This is a two part show about the soda taxes being passed, or not, around the country. We recently had an attempted soda tax over in El Monte, but it failed.
While I personally like the idea of reducing soda and juice consumption, because I have done it myself, and I lack a sweet tooth, I have to wonder if this tax is really driven by a kind of "class warfare" by the upper middle class against the behaviors of poor people.
The soda tax feels like a "sin tax".
The fact that taxes seem to be the universal "solution" is also fraught with problems: they have no effect on people with enough money to pay it.
A penny per ounce tax on a big soda would be 32 cents.
It's not going to have a big effect, because the vendors already switch the prices up and down more than that right now.
Other drinks with sugar are alcoholic drinks, which are not being taxed for sugars, but if they were, the tax would be miniscule compared to the price of the drink.
Additionally, if liquid sugar consumption is such a problem, maybe they should be banned outright or rationed.
There's also the dynamic with communities of color. I think the tax didn't pass in El Monte because communities of color aren't yet on board with the idea of soda taxes. I don't get the sense that it's being discussed.
It may be, once again, that these new social policies are circulating in a strata of the media that's elite. Consider the linked podcasts. The sound like they're from public radio.
The other thing is, working class communities don't have as much disposable income, so small businesses within these communities tend to sell things that deliver a lot of pleasure for the dollar. Sugary drinks are a way to make money.
In El Monte the community is almost entirely Latino, with a sizeable Vietnamese Asian community. One business opportunity is selling sugary non-soda drinks: jugos (juices), aguas (juices), raspados (snow cones with syrup), boba (tapioca ball teas), cafe de sua (sweetened drip coffee), and "snow" (shaved ice/snow cones). These are not soda, but would be subject to taxes.
The problem here is that these drinks carry a lot of cultural weight with them. Consuming them is a way of "being" Mexican or Vietnamese or Chinese, and also "being" Latino or Asian generally, locally. When people who are not of the "inside" culture, they are coming from "outside" to consume and have a kind of alliance with the culture.

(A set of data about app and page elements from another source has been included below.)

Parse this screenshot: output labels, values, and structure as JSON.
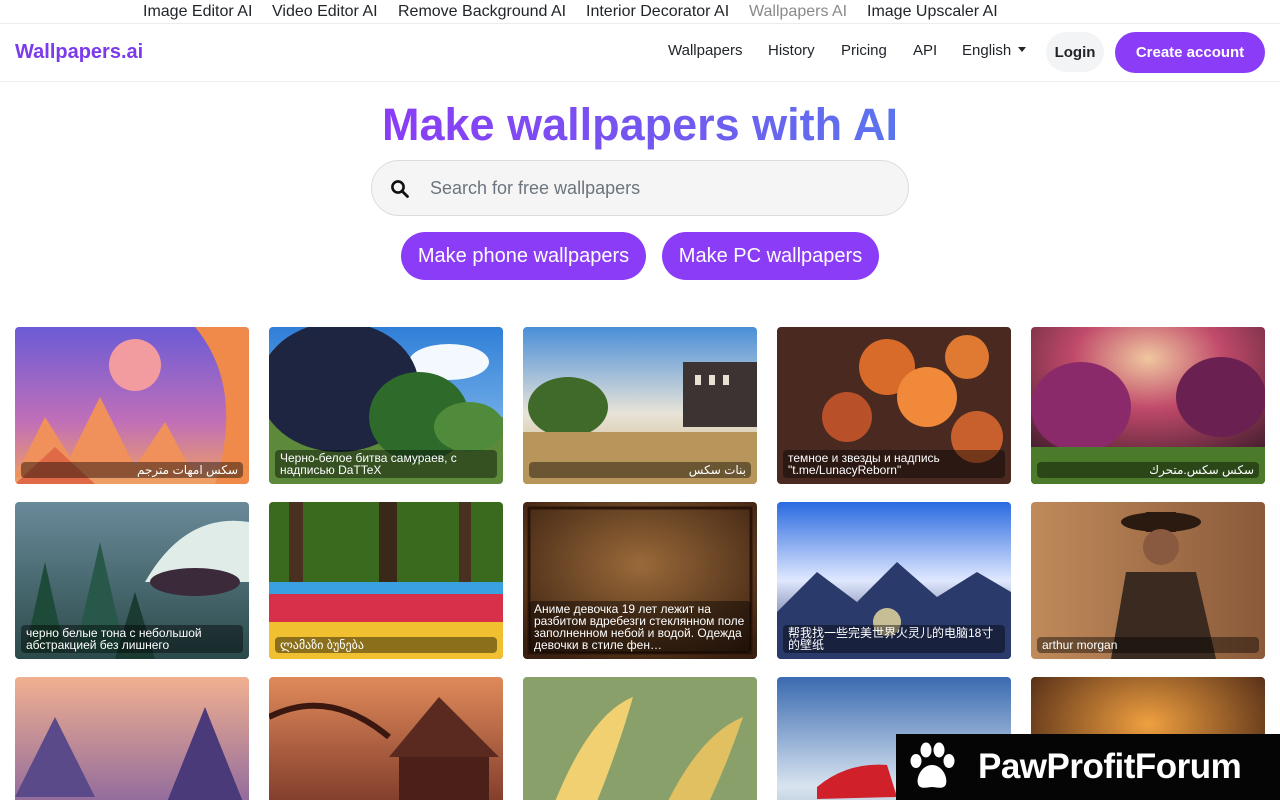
{
  "network_bar": {
    "links": [
      {
        "label": "Image Editor AI"
      },
      {
        "label": "Video Editor AI"
      },
      {
        "label": "Remove Background AI"
      },
      {
        "label": "Interior Decorator AI"
      },
      {
        "label": "Wallpapers AI",
        "active": true
      },
      {
        "label": "Image Upscaler AI"
      }
    ]
  },
  "header": {
    "brand": "Wallpapers.ai",
    "nav": [
      "Wallpapers",
      "History",
      "Pricing",
      "API"
    ],
    "language": "English",
    "login_label": "Login",
    "create_account_label": "Create account",
    "brand_color": "#7c3aed",
    "button_color": "#8b3cf6"
  },
  "hero": {
    "title": "Make wallpapers with AI",
    "search_placeholder": "Search for free wallpapers",
    "search_value": "",
    "phone_button": "Make phone wallpapers",
    "pc_button": "Make PC wallpapers"
  },
  "gallery": {
    "tiles": [
      {
        "caption": "سكس امهات مترجم",
        "rtl": true,
        "icon": "tile-image"
      },
      {
        "caption": "Черно-белое битва самураев, с надписью DaTTeX",
        "rtl": false,
        "icon": "tile-image"
      },
      {
        "caption": "بنات سكس",
        "rtl": true,
        "icon": "tile-image"
      },
      {
        "caption": "темное и звезды и надпись \"t.me/LunacyReborn\"",
        "rtl": false,
        "icon": "tile-image"
      },
      {
        "caption": "سكس سكس.متحرك",
        "rtl": true,
        "icon": "tile-image"
      },
      {
        "caption": "черно белые тона с небольшой абстракцией без лишнего",
        "rtl": false,
        "icon": "tile-image"
      },
      {
        "caption": "ლამაზი ბუნება",
        "rtl": false,
        "icon": "tile-image"
      },
      {
        "caption": "Аниме девочка 19 лет лежит на разбитом вдребезги стеклянном поле заполненном небой и водой. Одежда девочки в стиле фен…",
        "rtl": false,
        "icon": "tile-image"
      },
      {
        "caption": "帮我找一些完美世界火灵儿的电脑18寸的壁纸",
        "rtl": false,
        "icon": "tile-image"
      },
      {
        "caption": "arthur morgan",
        "rtl": false,
        "icon": "tile-image"
      },
      {
        "caption": "",
        "rtl": false,
        "icon": "tile-image"
      },
      {
        "caption": "",
        "rtl": false,
        "icon": "tile-image"
      },
      {
        "caption": "",
        "rtl": false,
        "icon": "tile-image"
      },
      {
        "caption": "",
        "rtl": false,
        "icon": "tile-image"
      },
      {
        "caption": "",
        "rtl": false,
        "icon": "tile-image"
      }
    ]
  },
  "watermark": {
    "text": "PawProfitForum",
    "icon": "paw-icon"
  }
}
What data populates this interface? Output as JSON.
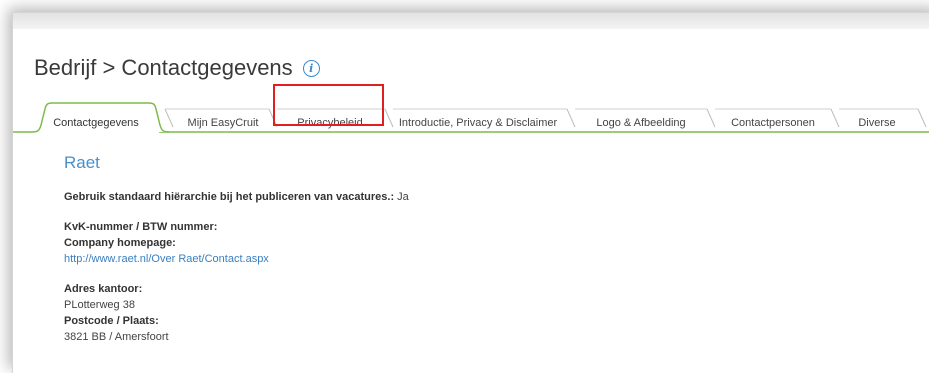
{
  "page": {
    "breadcrumb": "Bedrijf > Contactgegevens",
    "info_icon": "info-icon"
  },
  "tabs": [
    {
      "label": "Contactgegevens",
      "active": true
    },
    {
      "label": "Mijn EasyCruit",
      "active": false
    },
    {
      "label": "Privacybeleid",
      "active": false
    },
    {
      "label": "Introductie, Privacy & Disclaimer",
      "active": false
    },
    {
      "label": "Logo & Afbeelding",
      "active": false
    },
    {
      "label": "Contactpersonen",
      "active": false
    },
    {
      "label": "Diverse",
      "active": false
    }
  ],
  "content": {
    "company_name": "Raet",
    "hierarchy_label": "Gebruik standaard hiërarchie bij het publiceren van vacatures.:",
    "hierarchy_value": " Ja",
    "kvk_label": "KvK-nummer / BTW nummer:",
    "homepage_label": "Company homepage:",
    "homepage_url": "http://www.raet.nl/Over Raet/Contact.aspx",
    "address_label": "Adres kantoor:",
    "address_value": "PLotterweg 38",
    "postcode_label": "Postcode / Plaats:",
    "postcode_value": "3821 BB / Amersfoort"
  },
  "colors": {
    "tab_border": "#7cbb4a",
    "highlight": "#e02020",
    "link": "#3a7fc0"
  }
}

I don't know if that had anything to do with the defeat of the soda tax in El Monte, but it couldn't have helped.